Calcutta High Court in its historic judgment on Monday, June 25, 2018, ordered West Bengal government to compensate a trafficking survivor even though the trial is yet to begin. The Court observed that legal proceedings took months and sometimes years to complete and denying compensation to the victim in the meantime, “would continue such violation and perpetrate gross inhumanity on the victim in question.”
Facts of the case
In January 2013, a 14-year-old girl was lured from her hometown in South 24 Parganas, West Bengal with the prospect of a lucrative job and was sold in a brothel in Pune, Maharashtra from where she was later rescued and brought back home. She was one of the many victims of child trafficking who were usually lured or kidnapped and sold in brothels across the country. According to Indian National Crime Records Bureau, there has been a steady influx of trafficking victims from West Bengal and in 2016 among the 8000 human trafficking cases, the majority were from West Bengal.
The victim in this particular case had filed for compensation through her lawyer under the West Bengal Victim Compensation Scheme, 2017 for 500,000 rupees for the physical injuries and mental anguish that she has suffered. The West Bengal Victim Compensation Scheme, 2017 framed under Section 357A of the Criminal Procedure Code, 1973 allows a victim to seek compensation under Clause 4. But the State Legal Services Authority had rejected her plea citing conditions i.e., a) the accused not being traced or identified; as well as b) trial not having commenced, which are required to be satisfied to entitle the writ petitioner for compensation under Section 357A read with the Scheme as aforesaid. The victim-petitioner then filed a petition at the Calcutta High Court through Advocate Kaushik Gupta and claimed for just compensation.
Justice Rajasekhar Mantha who presided over the case pointed out that the object and purpose of “the Scheme of 2017 is inter alia that a victim of a serious crime especially a woman needs urgent and immediate attention and both physical and mental rehabilitation.
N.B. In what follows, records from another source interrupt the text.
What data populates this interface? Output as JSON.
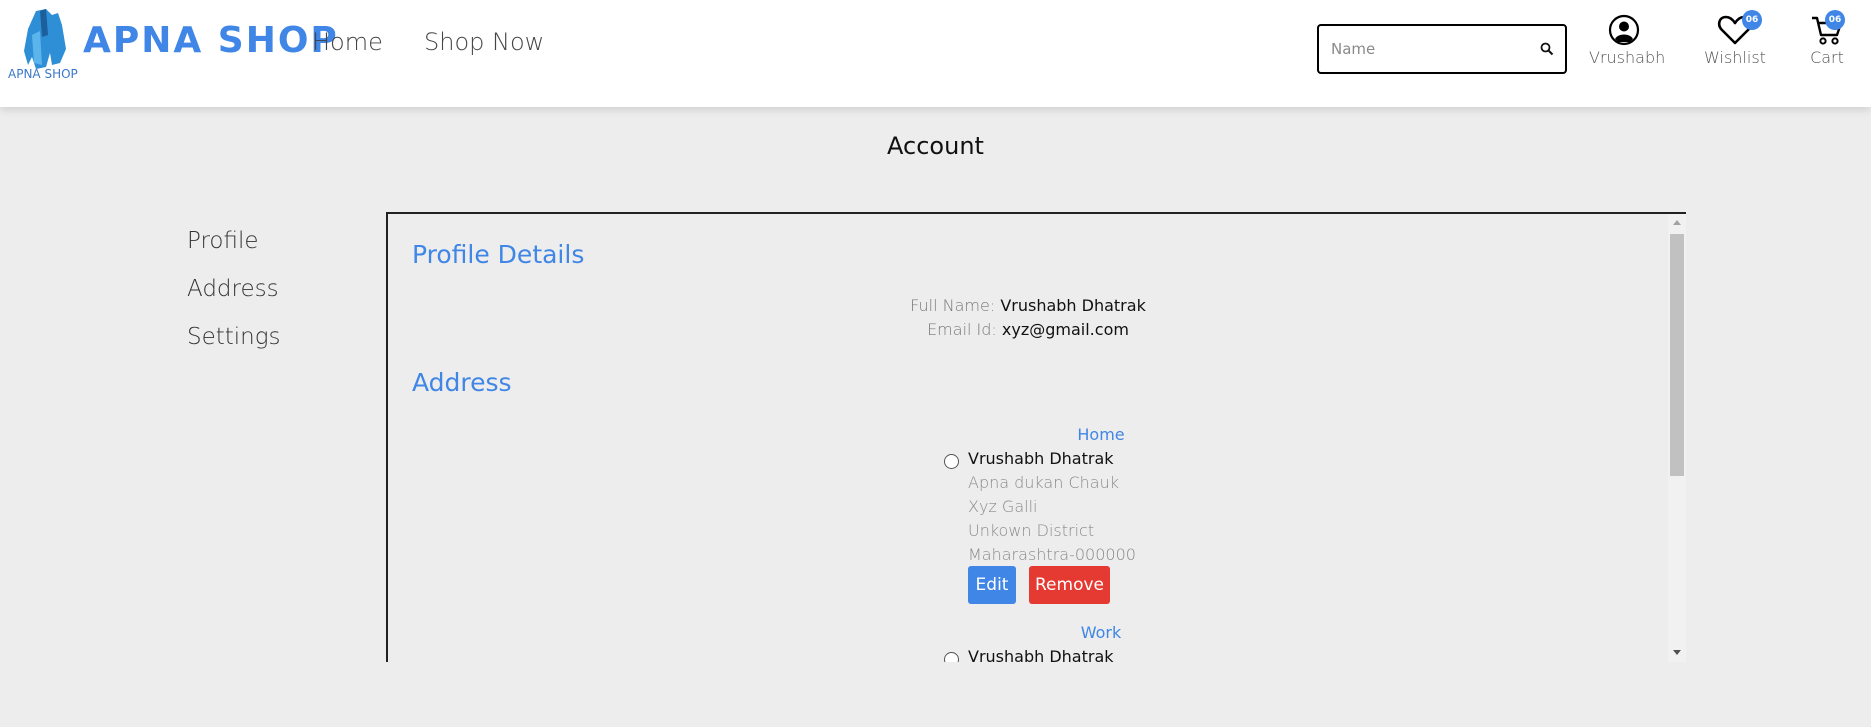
{
  "header": {
    "logo_caption": "APNA SHOP",
    "brand": "APNA SHOP",
    "nav": [
      "Home",
      "Shop Now"
    ],
    "search_placeholder": "Name",
    "user_label": "Vrushabh",
    "wishlist_label": "Wishlist",
    "wishlist_count": "06",
    "cart_label": "Cart",
    "cart_count": "06",
    "accent_color": "#3f86e6"
  },
  "page": {
    "title": "Account"
  },
  "sidebar": {
    "items": [
      "Profile",
      "Address",
      "Settings"
    ]
  },
  "profile": {
    "heading": "Profile Details",
    "full_name_label": "Full Name:",
    "full_name": "Vrushabh Dhatrak",
    "email_label": "Email Id:",
    "email": "xyz@gmail.com"
  },
  "address": {
    "heading": "Address",
    "entries": [
      {
        "type": "Home",
        "name": "Vrushabh Dhatrak",
        "lines": [
          "Apna dukan Chauk",
          "Xyz Galli",
          "Unkown District",
          "Maharashtra-000000"
        ],
        "edit_label": "Edit",
        "remove_label": "Remove"
      },
      {
        "type": "Work",
        "name": "Vrushabh Dhatrak"
      }
    ],
    "edit_color": "#3f86e6",
    "remove_color": "#e53a32"
  }
}
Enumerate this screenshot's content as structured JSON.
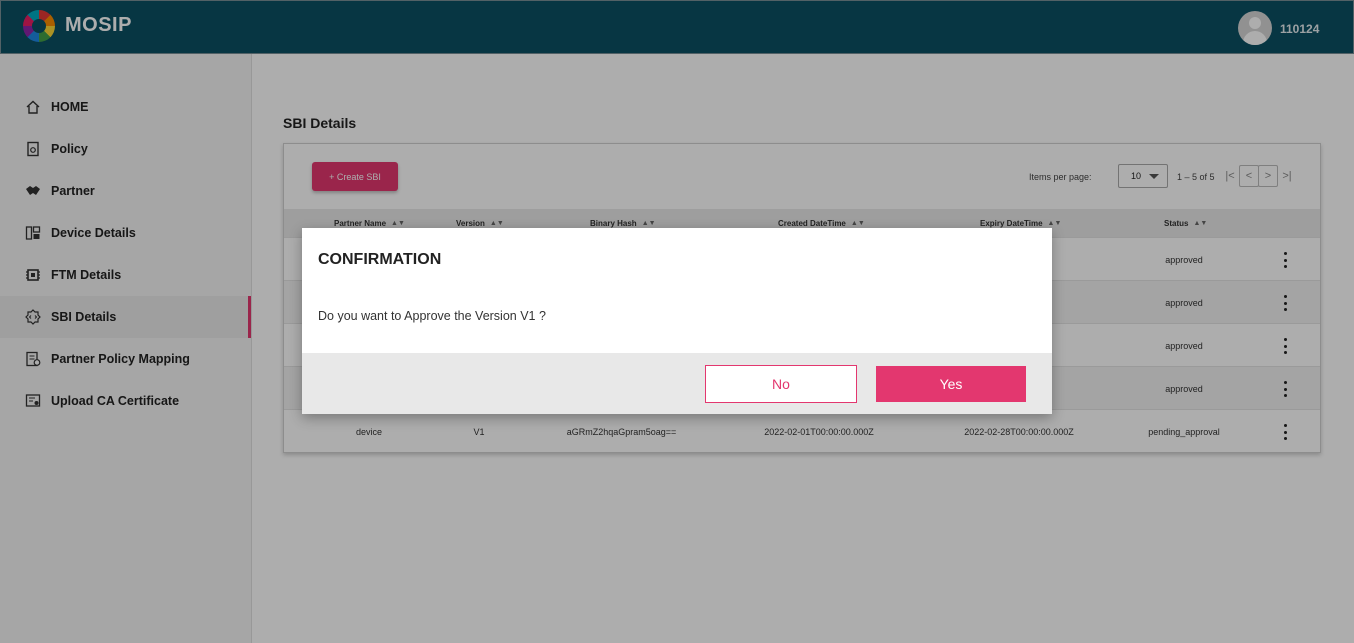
{
  "header": {
    "brand": "MOSIP",
    "username": "110124"
  },
  "sidebar": {
    "items": [
      {
        "label": "HOME",
        "icon": "home-icon"
      },
      {
        "label": "Policy",
        "icon": "policy-document-icon"
      },
      {
        "label": "Partner",
        "icon": "handshake-icon"
      },
      {
        "label": "Device Details",
        "icon": "device-icon"
      },
      {
        "label": "FTM Details",
        "icon": "chip-icon"
      },
      {
        "label": "SBI Details",
        "icon": "code-gear-icon",
        "active": true
      },
      {
        "label": "Partner Policy Mapping",
        "icon": "mapping-document-icon"
      },
      {
        "label": "Upload CA Certificate",
        "icon": "certificate-icon"
      }
    ]
  },
  "main": {
    "title": "SBI Details",
    "create_button": "+ Create SBI",
    "paginator": {
      "items_per_page_label": "Items per page:",
      "items_per_page": "10",
      "range": "1 – 5 of 5"
    },
    "columns": [
      "Partner Name",
      "Version",
      "Binary Hash",
      "Created DateTime",
      "Expiry DateTime",
      "Status"
    ],
    "rows": [
      {
        "partner": "",
        "version": "",
        "hash": "",
        "created": "",
        "expiry": ".000Z",
        "status": "approved"
      },
      {
        "partner": "",
        "version": "",
        "hash": "",
        "created": "",
        "expiry": ".375Z",
        "status": "approved"
      },
      {
        "partner": "",
        "version": "",
        "hash": "",
        "created": "",
        "expiry": ".000Z",
        "status": "approved"
      },
      {
        "partner": "",
        "version": "",
        "hash": "",
        "created": "",
        "expiry": ".000Z",
        "status": "approved"
      },
      {
        "partner": "device",
        "version": "V1",
        "hash": "aGRmZ2hqaGpram5oag==",
        "created": "2022-02-01T00:00:00.000Z",
        "expiry": "2022-02-28T00:00:00.000Z",
        "status": "pending_approval"
      }
    ]
  },
  "dialog": {
    "title": "CONFIRMATION",
    "message": "Do you want to Approve the Version V1 ?",
    "no_label": "No",
    "yes_label": "Yes"
  },
  "colors": {
    "header": "#0b5064",
    "accent": "#e3376f"
  }
}
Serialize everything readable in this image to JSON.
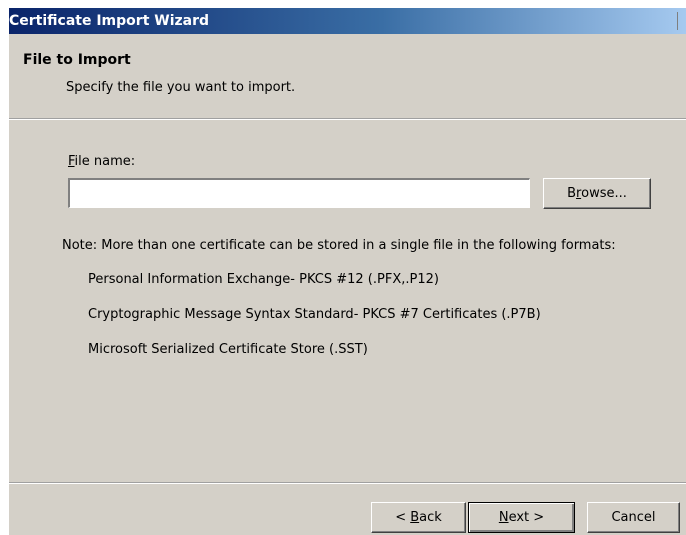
{
  "window": {
    "title": "Certificate Import Wizard"
  },
  "header": {
    "title": "File to Import",
    "subtitle": "Specify the file you want to import."
  },
  "form": {
    "file_label_accel": "F",
    "file_label_rest": "ile name:",
    "file_value": "",
    "browse_label_pre": "B",
    "browse_label_accel": "r",
    "browse_label_post": "owse..."
  },
  "note": {
    "text": "Note: More than one certificate can be stored in a single file in the following formats:",
    "formats": [
      "Personal Information Exchange- PKCS #12 (.PFX,.P12)",
      "Cryptographic Message Syntax Standard- PKCS #7 Certificates (.P7B)",
      "Microsoft Serialized Certificate Store (.SST)"
    ]
  },
  "footer": {
    "back_pre": "< ",
    "back_accel": "B",
    "back_post": "ack",
    "next_accel": "N",
    "next_post": "ext >",
    "cancel_label": "Cancel"
  }
}
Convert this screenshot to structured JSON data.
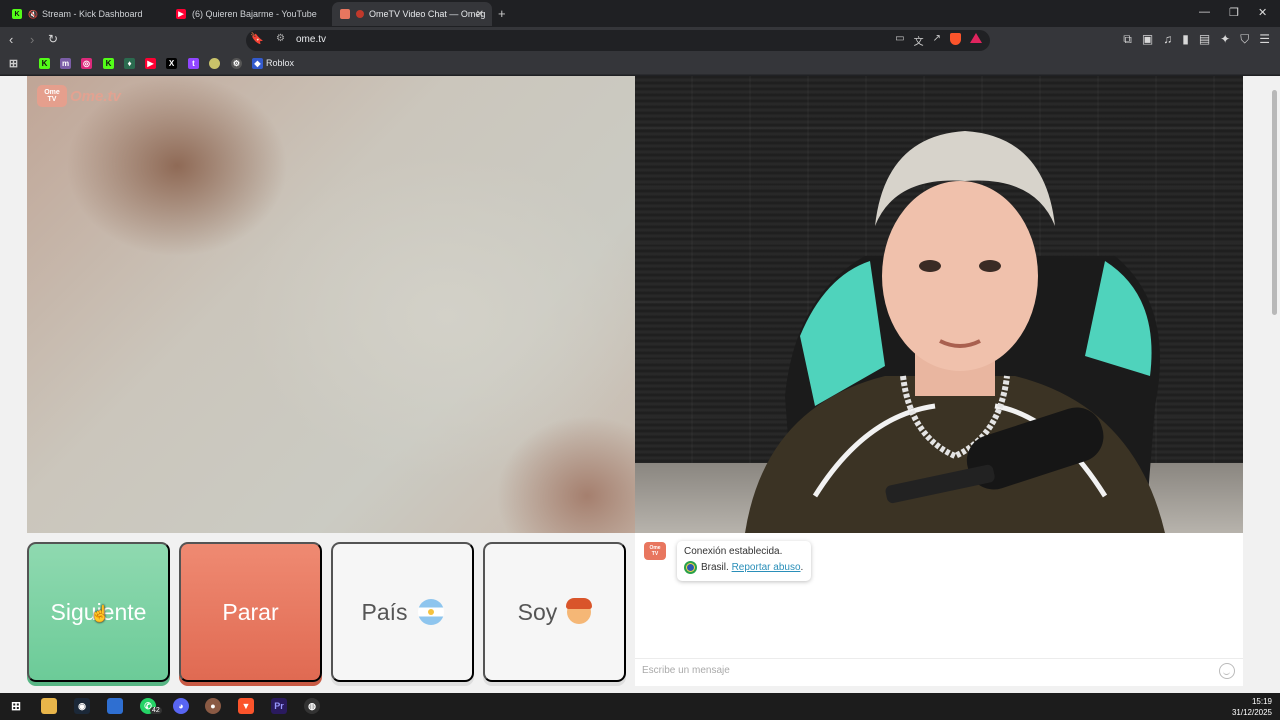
{
  "browser": {
    "tabs": [
      {
        "title": "Stream - Kick Dashboard",
        "fav_color": "#53fc18",
        "fav_text": "K",
        "muted": true
      },
      {
        "title": "(6) Quieren Bajarme - YouTube",
        "fav_color": "#ff0033",
        "fav_text": "▶",
        "muted": false
      },
      {
        "title": "OmeTV Video Chat — Omeg",
        "fav_color": "#e8765f",
        "fav_text": "",
        "muted": false
      }
    ],
    "new_tab": "+",
    "url": "ome.tv",
    "bookmarks_label": "Roblox"
  },
  "page": {
    "logo_badge": "Ome\nTV",
    "logo_text": "Ome.tv",
    "buttons": {
      "next": "Siguiente",
      "stop": "Parar",
      "country": "País",
      "gender": "Soy"
    },
    "chat": {
      "logo_badge": "Ome\nTV",
      "status": "Conexión establecida.",
      "country": "Brasil.",
      "report": "Reportar abuso",
      "report_suffix": ".",
      "input_placeholder": "Escribe un mensaje"
    }
  },
  "taskbar": {
    "whatsapp_badge": "42",
    "time": "15:19",
    "date": "31/12/2025"
  }
}
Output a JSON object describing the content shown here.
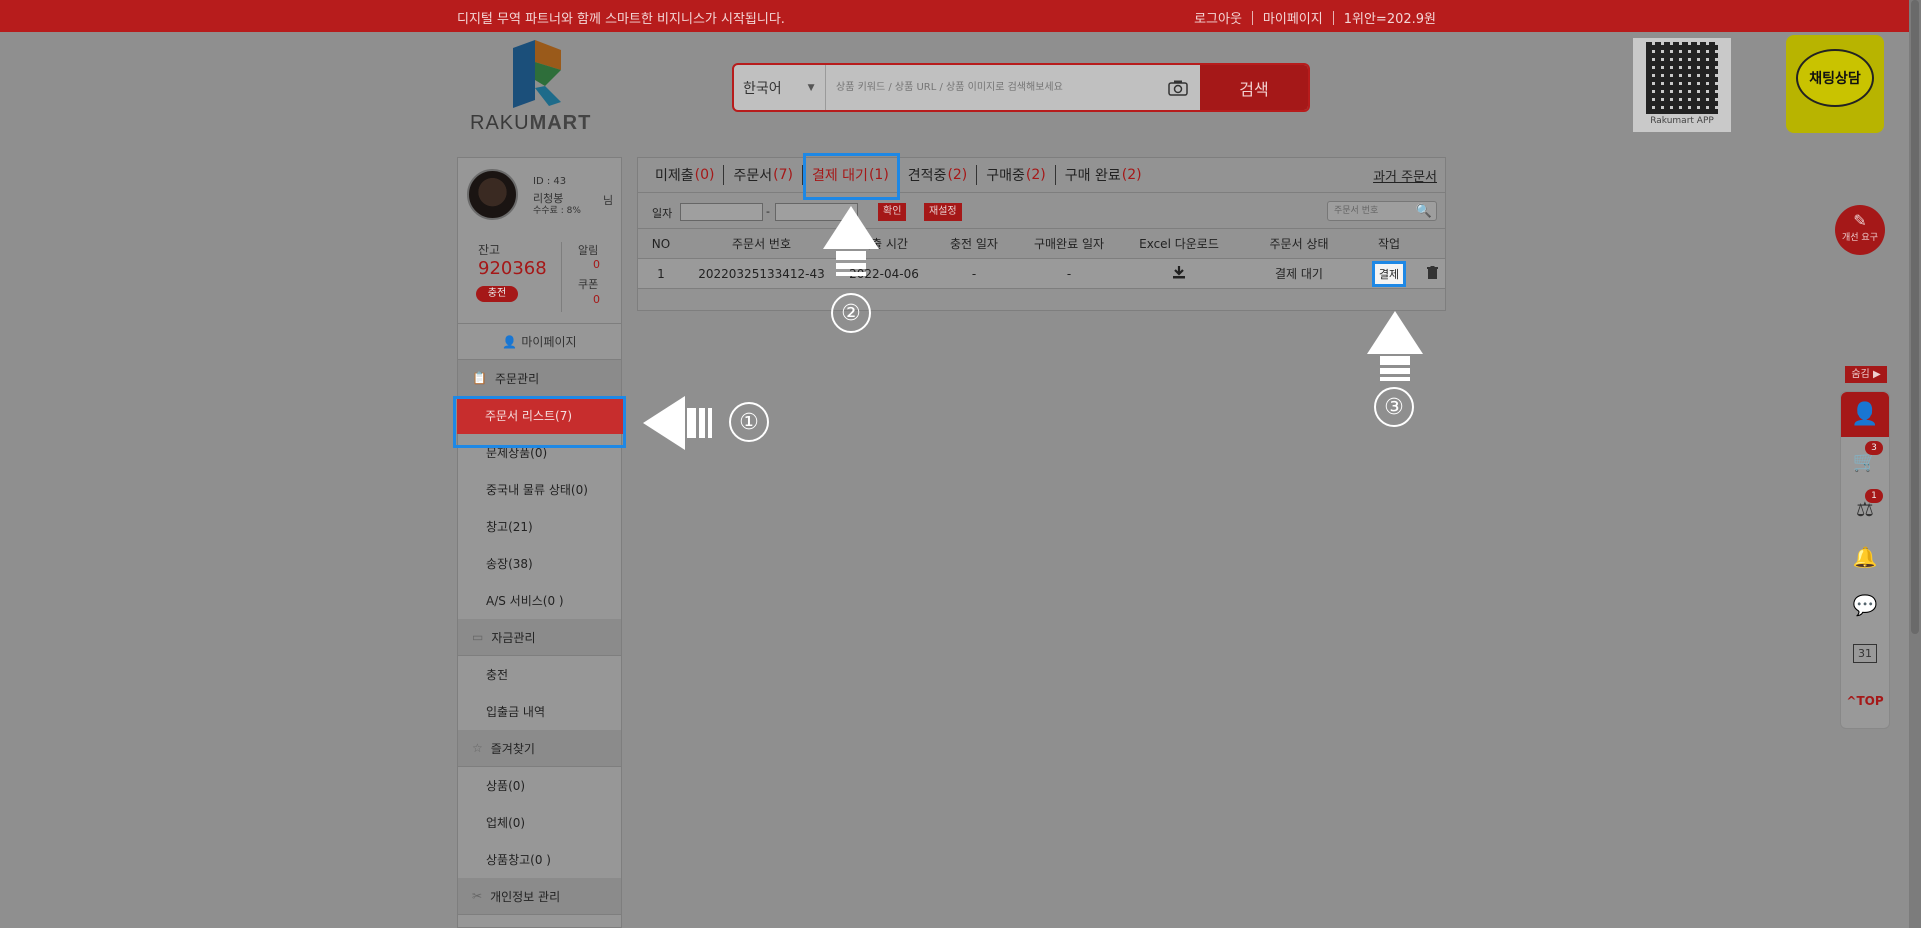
{
  "topbar": {
    "slogan": "디지털 무역 파트너와 함께 스마트한 비지니스가 시작됩니다.",
    "logout": "로그아웃",
    "mypage": "마이페이지",
    "rate": "1위안=202.9원"
  },
  "logo": {
    "text_a": "RAKU",
    "text_b": "MART"
  },
  "search": {
    "language": "한국어",
    "placeholder": "상품 키워드 / 상품 URL / 상품 이미지로 검색해보세요",
    "button": "검색"
  },
  "qr": {
    "caption": "Rakumart APP"
  },
  "chat": {
    "label": "채팅상담"
  },
  "profile": {
    "id": "ID : 43",
    "name": "리청봉",
    "suffix": "님",
    "fee": "수수료 : 8%",
    "balance_label": "잔고",
    "balance": "920368",
    "charge": "충전",
    "alarm_label": "알림",
    "alarm_value": "0",
    "coupon_label": "쿠폰",
    "coupon_value": "0"
  },
  "sidebar": {
    "mypage": "마이페이지",
    "order_group": "주문관리",
    "order_items": [
      "주문서 리스트(7)",
      "문제상품(0)",
      "중국내 물류 상태(0)",
      "창고(21)",
      "송장(38)",
      "A/S 서비스(0 )"
    ],
    "fund_group": "자금관리",
    "fund_items": [
      "충전",
      "입출금 내역"
    ],
    "fav_group": "즐겨찾기",
    "fav_items": [
      "상품(0)",
      "업체(0)",
      "상품창고(0 )"
    ],
    "info_group": "개인정보 관리"
  },
  "tabs": [
    {
      "label": "미제출",
      "count": "(0)"
    },
    {
      "label": "주문서",
      "count": "(7)"
    },
    {
      "label": "결제 대기",
      "count": "(1)"
    },
    {
      "label": "견적중",
      "count": "(2)"
    },
    {
      "label": "구매중",
      "count": "(2)"
    },
    {
      "label": "구매 완료",
      "count": "(2)"
    }
  ],
  "past_orders": "과거 주문서",
  "filter": {
    "date_label": "일자",
    "dash": "-",
    "confirm": "확인",
    "reset": "재설정",
    "order_no_placeholder": "주문서 번호"
  },
  "table": {
    "headers": [
      "NO",
      "주문서 번호",
      "제출 시간",
      "충전 일자",
      "구매완료 일자",
      "Excel 다운로드",
      "주문서 상태",
      "작업"
    ],
    "rows": [
      {
        "no": "1",
        "order_no": "20220325133412-43",
        "submitted": "2022-04-06",
        "charge_date": "-",
        "done_date": "-",
        "status": "결제 대기",
        "action": "결제"
      }
    ]
  },
  "steps": [
    "①",
    "②",
    "③"
  ],
  "rail": {
    "feedback": "개선 요구",
    "hide": "숨김 ▶",
    "cart_count": "3",
    "fav_count": "1",
    "calendar": "31",
    "top": "TOP"
  },
  "colors": {
    "brand_red": "#b71c1c",
    "highlight_blue": "#1e88e5"
  }
}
Such rehabilitation from the nature of the scheme and Section 357A is not dependent on the pace on which either the investigation is conducted or the trial is carried on. If this be the object and purpose of the Scheme and Section 357A read as a whole, I cannot countenance the findings of the State Legal Services Authority in the impugned order that both the requirements i.e. accused not being traced or identified as well as the factum of trial not having commenced, need be satisfied.”
The Court further observed that the victim must be compensated under Section 357A as her fundamental rights under Article 21 (Right to life) have been violated. The High Court in its order categorically stated that “acquittal of the accused, ipso facto, does not mean that the incident of crime did not take place. The victim of the crime may require support, monetary and otherwise to mitigate the loss and injury suffered as a result of the crime. The victim may require rehabilitation.”
Impact of the judgment
Advocate Kaushik Gupta, who is representing the victim in this particular case provided clarity as to the impact of the verdict in this case. He remarked, “Justice Mantha’s order, in this case, is a landmark order as it shifts the concept of justice from the sole purpose of convicting the criminal, to compensatory justice.” Advocate Gupta stated that “when a case is registered under Immoral Traffic (Prevention) Act (ITPA) it takes a huge amount of time and resources to pursue an investigation. Therefore, the investigation carried out is often inadequate, as is the charge sheet. More often than not, this results in the acquittal of accused.”
But the verdict of the Calcutta High Court highlighted this predicament where it was held, “Article 38 of the Constitution obligates the State to render social justice to its citizens. Article 21 of the Constitution of India guaranteeing ‘Right to life’ encompasses within its fold, the ‘Right to live with dignity’. The criminal proceedings may result in acquittal of the accused. Disposal of such criminal proceedings with a particular result does not mean that, the incident of crime did not happen or that the victim is not entitled to or requires compensation.”
Monday’s verdict championed the cause of justice and paved the path for many such victims to seek compensation and will help in their rehabilitation as was pointed out by Ravi Kant, founder of anti-trafficking charity Shakti Vahini who stated their future course of action would be “to file applications for all the rescued victims as we rescue 200 to 250 trafficked girls every year who are from West Bengal.”